When considering what dog to bring home, let age and gender of your first dog play a role. Consider adoption only after your first dog is 2.5 yrs or above. Younger dogs will find it harder to cope with the change in environment. Try to ensure that your second dog is at least 2 years younger than your first dog. This will help your older dog to take on a parental role in the new household. Getting dogs that are closer in age might create a sibling relationship and we all know how turbulent that can be, particularly at a younger age. I remember being pulled up by my headmistress because my sister and I were fighting so bad and she was playing tarzan with my pig tails and I kicked her to get her out my my hair…literally! Imagine your dogs doing the equivalent and you know what you have on your hands!
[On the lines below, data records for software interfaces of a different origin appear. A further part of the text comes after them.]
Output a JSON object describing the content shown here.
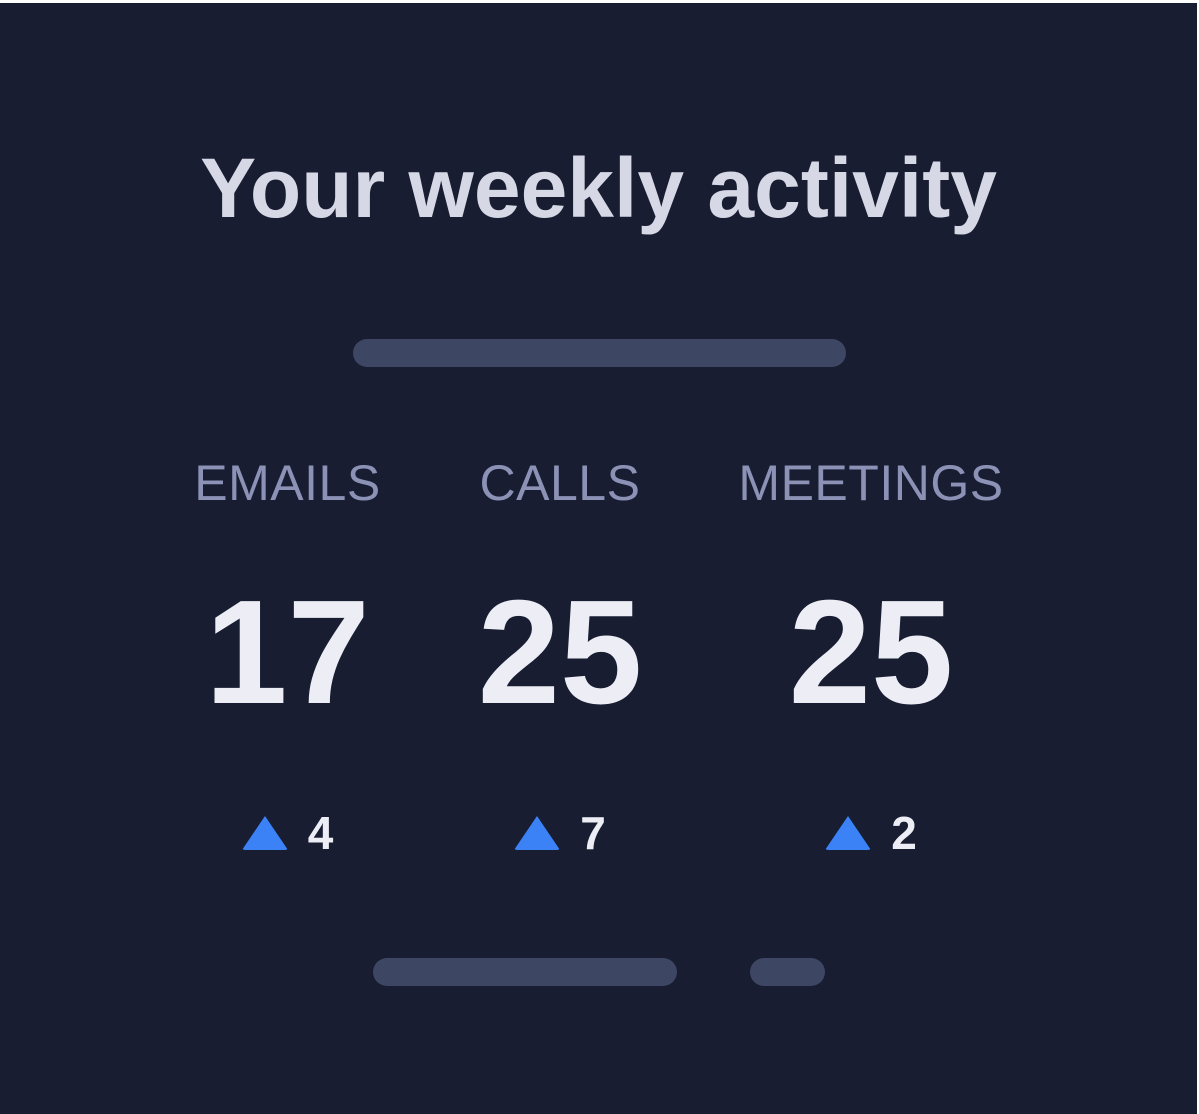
{
  "title": "Your weekly activity",
  "stats": [
    {
      "label": "EMAILS",
      "value": "17",
      "delta": "4",
      "trend": "up"
    },
    {
      "label": "CALLS",
      "value": "25",
      "delta": "7",
      "trend": "up"
    },
    {
      "label": "MEETINGS",
      "value": "25",
      "delta": "2",
      "trend": "up"
    }
  ],
  "icons": {
    "trend_up": "triangle-up-icon"
  },
  "colors": {
    "background": "#181d31",
    "title": "#d6d8e6",
    "label": "#8b92b6",
    "value": "#edeef5",
    "accent": "#3b82f6",
    "placeholder": "#3d4663"
  }
}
Gender should also be a consideration. Opposite genders do find it easier to get along. Specifically, of you have a female dog, it’s best to get a male. If you must get another female, the age dynamic explained earlier becomes even more important. Female dogs, contrary to popular belief, have a higher guarding tendency. Given that, bringing home another female close in age or older can trigger this guarding tendency and it might lead to fatal fights that we certainly don’t want to deal with. There are exceptions to these, but it helps to keep these criteria in mind, if you had the luxury to chose.
Next comes the process of introducing the dogs. Here, the most important thing to do is to TAKE IT EASY. Don’t rush the decision or the process. Let your existing dog and the potential new dog meet on neutral ground. Take them for walks, maintaining a distance between them. They don’t have to meet and play on the first visit. Schedule more than 1 visit and gradually decrease the distance between them.
When we went to get Tiggy, we visited the PPF shelter. We used the vast space outside and let the dogs have a choice there. The space was so vast that they kept their distance and barely acknowledged each other. But contrary to appearances, dogs are very cognizant of each others presence and will work out how to meet. Give them the time and space and let them do it at their pace.
Once the dogs are able to meet and have shown that they get along, that’s the point at which you can decide to take home the second dog. If we brought home a second dog, against the will of the first one, then we have only ourselves to blame if the first dogs starts acting out and it will take a lot of effort to set things right. Sometimes things may never settle down.
Let’s assume that you have found the perfect friend for your dog and have decided to bring the second dog home. Take your first dog out of the home and bring them into the house together. Neither should be welcomed by the other in the house. This is critical in starting to get the first dog to understand that your home is now a shared space.
Once the dogs are home, it is likely that one or both dogs start resource guarding. Anything can be a resource – food, human contact, toy, beds etc…In situations like this, don’t let the dogs get stressed over this. This can lead to bad blood. Remove the dogs from the situation all together. If food is contentious, feed them in different rooms. If people are contentious, two people pet both dogs simultaneously or don’t pet either dog when the other one is around. If the bed is contentious, provide several other options, so that the dogs can chose what they like best. Take away the contentious bed. Basically, change the situation. Don’t feel helpless. Don’t put your hands up in the air saying you are helpless and expecting the dogs to change behaviour. Instead, take charge and change the situation. You are the sentient human being there. Over time, they will learn to cope. Dogs are very good that way.
Another source of stress can be sexual hormones. This poses problems in several different ways. We, in India have several street dogs that are in and out of heat. This could cause tension at home. Male dogs get very stressed in situations like that. But having two male dogs can add to the stress. I don’t need to explain the in-house stress of having 1 male and 1 female dog either. Over all, the situation is far more manageable and stress free of the dogs are sterilized.
One little tip from my own experience. Nishi was helped immensely by our fostering. We fostered pups, who came home, healed and left. This not only taught Nishi how to be a lovely caring nanny, but also taught her not to feel insecure when a new pup comes home. However, try this with caution. Nishi might have been unique and it might not always work for everyone.
Now, not that there are no exceptions to all of these. Sometimes dogs of the same gender may get along famously. My Tigger and Nishi do. Sometimes, a completely strange dog brought home might just settle in. But if you have a choice and are looking for the right kind of dog to bring into your home, consider the above. It makes it a lot easier on the existing dog & the new dog & on the rest of your family.
Once the new dog comes it, it will take time for the dog to settle down. So give your dog that time. Don’t start training or long walks. Allow for loads and loads of sleep. And if the dog comes from a stressful past, it WILL take 9 – 10 months for the dog to recover fully and the brain to grow out again. I will soon have another post on adoption and what to expect. But for now, if you are considering a second dog or know anyone else who is considering one, do pass on this information. I hope the new member is accepted well and settles down well. My favorite quote on this topic is “Dogs are like chocolate. It’s impossible to stop at 1”.